Take the entries below and return them unchanged.

◆ ◆ ◆

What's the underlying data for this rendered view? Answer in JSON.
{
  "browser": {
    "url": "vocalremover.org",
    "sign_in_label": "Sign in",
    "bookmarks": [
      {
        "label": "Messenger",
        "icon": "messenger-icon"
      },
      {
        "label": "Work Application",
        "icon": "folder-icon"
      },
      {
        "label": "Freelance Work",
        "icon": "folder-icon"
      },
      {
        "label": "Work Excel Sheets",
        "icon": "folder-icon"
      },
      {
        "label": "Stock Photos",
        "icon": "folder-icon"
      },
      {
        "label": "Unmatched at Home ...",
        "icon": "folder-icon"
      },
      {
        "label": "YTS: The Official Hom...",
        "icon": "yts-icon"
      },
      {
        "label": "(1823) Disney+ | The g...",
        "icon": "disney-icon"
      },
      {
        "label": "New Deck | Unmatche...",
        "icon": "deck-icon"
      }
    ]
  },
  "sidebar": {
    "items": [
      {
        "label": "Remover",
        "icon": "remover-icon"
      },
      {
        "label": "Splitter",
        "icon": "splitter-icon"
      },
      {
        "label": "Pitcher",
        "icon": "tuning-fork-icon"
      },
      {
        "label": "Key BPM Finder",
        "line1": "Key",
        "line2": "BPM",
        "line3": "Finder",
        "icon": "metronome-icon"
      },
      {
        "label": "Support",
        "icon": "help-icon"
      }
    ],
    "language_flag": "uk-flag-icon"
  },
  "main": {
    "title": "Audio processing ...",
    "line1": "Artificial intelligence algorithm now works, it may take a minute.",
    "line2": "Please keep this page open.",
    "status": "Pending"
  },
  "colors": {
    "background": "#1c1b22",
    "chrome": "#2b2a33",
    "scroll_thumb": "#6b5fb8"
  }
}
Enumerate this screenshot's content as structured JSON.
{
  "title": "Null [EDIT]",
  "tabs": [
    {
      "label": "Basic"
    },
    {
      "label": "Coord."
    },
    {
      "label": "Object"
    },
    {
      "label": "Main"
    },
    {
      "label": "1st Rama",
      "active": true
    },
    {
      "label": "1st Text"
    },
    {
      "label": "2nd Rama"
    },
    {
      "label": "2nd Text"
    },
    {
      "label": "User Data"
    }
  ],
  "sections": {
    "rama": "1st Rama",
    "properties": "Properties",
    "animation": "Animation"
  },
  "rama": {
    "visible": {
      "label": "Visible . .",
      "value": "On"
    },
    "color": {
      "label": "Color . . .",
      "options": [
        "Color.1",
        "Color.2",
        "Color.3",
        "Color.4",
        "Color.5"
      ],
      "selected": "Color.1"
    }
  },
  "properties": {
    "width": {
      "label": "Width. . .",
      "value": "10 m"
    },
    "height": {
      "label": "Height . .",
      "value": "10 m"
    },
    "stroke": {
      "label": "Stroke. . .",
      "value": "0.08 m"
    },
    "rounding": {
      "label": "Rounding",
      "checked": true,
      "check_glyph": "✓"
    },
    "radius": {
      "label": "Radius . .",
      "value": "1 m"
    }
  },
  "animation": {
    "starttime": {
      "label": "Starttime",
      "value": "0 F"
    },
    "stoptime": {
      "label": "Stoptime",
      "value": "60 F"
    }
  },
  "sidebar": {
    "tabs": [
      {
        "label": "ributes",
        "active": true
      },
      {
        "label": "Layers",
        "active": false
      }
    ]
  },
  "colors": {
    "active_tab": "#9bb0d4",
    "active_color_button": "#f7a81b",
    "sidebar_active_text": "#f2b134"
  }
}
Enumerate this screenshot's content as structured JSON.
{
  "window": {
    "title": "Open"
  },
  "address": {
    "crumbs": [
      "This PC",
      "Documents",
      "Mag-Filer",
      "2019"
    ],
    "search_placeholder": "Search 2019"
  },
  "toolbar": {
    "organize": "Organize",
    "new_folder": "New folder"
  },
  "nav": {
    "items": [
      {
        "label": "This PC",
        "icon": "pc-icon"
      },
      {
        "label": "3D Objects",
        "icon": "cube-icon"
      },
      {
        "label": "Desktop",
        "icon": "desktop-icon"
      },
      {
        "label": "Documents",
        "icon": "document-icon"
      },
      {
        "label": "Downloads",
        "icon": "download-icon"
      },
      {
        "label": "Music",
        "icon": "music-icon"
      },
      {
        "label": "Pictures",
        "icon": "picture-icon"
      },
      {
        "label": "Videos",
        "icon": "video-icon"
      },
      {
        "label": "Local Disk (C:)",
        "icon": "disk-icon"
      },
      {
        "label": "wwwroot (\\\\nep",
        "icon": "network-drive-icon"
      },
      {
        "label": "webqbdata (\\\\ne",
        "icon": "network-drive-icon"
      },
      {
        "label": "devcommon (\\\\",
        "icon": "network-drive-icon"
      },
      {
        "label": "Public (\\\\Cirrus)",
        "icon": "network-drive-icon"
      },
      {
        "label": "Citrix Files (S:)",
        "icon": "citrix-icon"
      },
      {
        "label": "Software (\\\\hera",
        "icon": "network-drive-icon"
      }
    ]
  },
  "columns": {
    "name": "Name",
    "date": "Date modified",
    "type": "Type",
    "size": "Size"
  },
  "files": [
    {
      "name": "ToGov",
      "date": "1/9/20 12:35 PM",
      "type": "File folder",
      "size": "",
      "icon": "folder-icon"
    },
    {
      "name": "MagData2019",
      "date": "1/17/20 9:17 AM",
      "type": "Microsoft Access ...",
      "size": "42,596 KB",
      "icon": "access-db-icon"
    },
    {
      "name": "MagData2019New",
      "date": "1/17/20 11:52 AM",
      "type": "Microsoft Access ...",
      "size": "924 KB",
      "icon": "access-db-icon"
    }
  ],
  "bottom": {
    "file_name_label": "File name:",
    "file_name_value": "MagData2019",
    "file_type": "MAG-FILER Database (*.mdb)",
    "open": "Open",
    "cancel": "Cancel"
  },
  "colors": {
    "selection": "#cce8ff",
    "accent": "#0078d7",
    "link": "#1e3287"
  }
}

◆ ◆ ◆

ANSWER SECTION:
What's the underlying data for this rendered view? Answer in JSON.
{
  "browser": {
    "url": "vocalremover.org",
    "sign_in_label": "Sign in",
    "bookmarks": [
      {
        "label": "Messenger",
        "icon": "messenger-icon"
      },
      {
        "label": "Work Application",
        "icon": "folder-icon"
      },
      {
        "label": "Freelance Work",
        "icon": "folder-icon"
      },
      {
        "label": "Work Excel Sheets",
        "icon": "folder-icon"
      },
      {
        "label": "Stock Photos",
        "icon": "folder-icon"
      },
      {
        "label": "Unmatched at Home ...",
        "icon": "folder-icon"
      },
      {
        "label": "YTS: The Official Hom...",
        "icon": "yts-icon"
      },
      {
        "label": "(1823) Disney+ | The g...",
        "icon": "disney-icon"
      },
      {
        "label": "New Deck | Unmatche...",
        "icon": "deck-icon"
      }
    ]
  },
  "sidebar": {
    "items": [
      {
        "label": "Remover",
        "icon": "remover-icon"
      },
      {
        "label": "Splitter",
        "icon": "splitter-icon"
      },
      {
        "label": "Pitcher",
        "icon": "tuning-fork-icon"
      },
      {
        "label": "Key BPM Finder",
        "line1": "Key",
        "line2": "BPM",
        "line3": "Finder",
        "icon": "metronome-icon"
      },
      {
        "label": "Support",
        "icon": "help-icon"
      }
    ],
    "language_flag": "uk-flag-icon"
  },
  "main": {
    "title": "Audio processing ...",
    "line1": "Artificial intelligence algorithm now works, it may take a minute.",
    "line2": "Please keep this page open.",
    "status": "Pending"
  },
  "colors": {
    "background": "#1c1b22",
    "chrome": "#2b2a33",
    "scroll_thumb": "#6b5fb8"
  }
}
Enumerate this screenshot's content as structured JSON.
{
  "title": "Null [EDIT]",
  "tabs": [
    {
      "label": "Basic"
    },
    {
      "label": "Coord."
    },
    {
      "label": "Object"
    },
    {
      "label": "Main"
    },
    {
      "label": "1st Rama",
      "active": true
    },
    {
      "label": "1st Text"
    },
    {
      "label": "2nd Rama"
    },
    {
      "label": "2nd Text"
    },
    {
      "label": "User Data"
    }
  ],
  "sections": {
    "rama": "1st Rama",
    "properties": "Properties",
    "animation": "Animation"
  },
  "rama": {
    "visible": {
      "label": "Visible . .",
      "value": "On"
    },
    "color": {
      "label": "Color . . .",
      "options": [
        "Color.1",
        "Color.2",
        "Color.3",
        "Color.4",
        "Color.5"
      ],
      "selected": "Color.1"
    }
  },
  "properties": {
    "width": {
      "label": "Width. . .",
      "value": "10 m"
    },
    "height": {
      "label": "Height . .",
      "value": "10 m"
    },
    "stroke": {
      "label": "Stroke. . .",
      "value": "0.08 m"
    },
    "rounding": {
      "label": "Rounding",
      "checked": true,
      "check_glyph": "✓"
    },
    "radius": {
      "label": "Radius . .",
      "value": "1 m"
    }
  },
  "animation": {
    "starttime": {
      "label": "Starttime",
      "value": "0 F"
    },
    "stoptime": {
      "label": "Stoptime",
      "value": "60 F"
    }
  },
  "sidebar": {
    "tabs": [
      {
        "label": "ributes",
        "active": true
      },
      {
        "label": "Layers",
        "active": false
      }
    ]
  },
  "colors": {
    "active_tab": "#9bb0d4",
    "active_color_button": "#f7a81b",
    "sidebar_active_text": "#f2b134"
  }
}
Enumerate this screenshot's content as structured JSON.
{
  "window": {
    "title": "Open"
  },
  "address": {
    "crumbs": [
      "This PC",
      "Documents",
      "Mag-Filer",
      "2019"
    ],
    "search_placeholder": "Search 2019"
  },
  "toolbar": {
    "organize": "Organize",
    "new_folder": "New folder"
  },
  "nav": {
    "items": [
      {
        "label": "This PC",
        "icon": "pc-icon"
      },
      {
        "label": "3D Objects",
        "icon": "cube-icon"
      },
      {
        "label": "Desktop",
        "icon": "desktop-icon"
      },
      {
        "label": "Documents",
        "icon": "document-icon"
      },
      {
        "label": "Downloads",
        "icon": "download-icon"
      },
      {
        "label": "Music",
        "icon": "music-icon"
      },
      {
        "label": "Pictures",
        "icon": "picture-icon"
      },
      {
        "label": "Videos",
        "icon": "video-icon"
      },
      {
        "label": "Local Disk (C:)",
        "icon": "disk-icon"
      },
      {
        "label": "wwwroot (\\\\nep",
        "icon": "network-drive-icon"
      },
      {
        "label": "webqbdata (\\\\ne",
        "icon": "network-drive-icon"
      },
      {
        "label": "devcommon (\\\\",
        "icon": "network-drive-icon"
      },
      {
        "label": "Public (\\\\Cirrus)",
        "icon": "network-drive-icon"
      },
      {
        "label": "Citrix Files (S:)",
        "icon": "citrix-icon"
      },
      {
        "label": "Software (\\\\hera",
        "icon": "network-drive-icon"
      }
    ]
  },
  "columns": {
    "name": "Name",
    "date": "Date modified",
    "type": "Type",
    "size": "Size"
  },
  "files": [
    {
      "name": "ToGov",
      "date": "1/9/20 12:35 PM",
      "type": "File folder",
      "size": "",
      "icon": "folder-icon"
    },
    {
      "name": "MagData2019",
      "date": "1/17/20 9:17 AM",
      "type": "Microsoft Access ...",
      "size": "42,596 KB",
      "icon": "access-db-icon"
    },
    {
      "name": "MagData2019New",
      "date": "1/17/20 11:52 AM",
      "type": "Microsoft Access ...",
      "size": "924 KB",
      "icon": "access-db-icon"
    }
  ],
  "bottom": {
    "file_name_label": "File name:",
    "file_name_value": "MagData2019",
    "file_type": "MAG-FILER Database (*.mdb)",
    "open": "Open",
    "cancel": "Cancel"
  },
  "colors": {
    "selection": "#cce8ff",
    "accent": "#0078d7",
    "link": "#1e3287"
  }
}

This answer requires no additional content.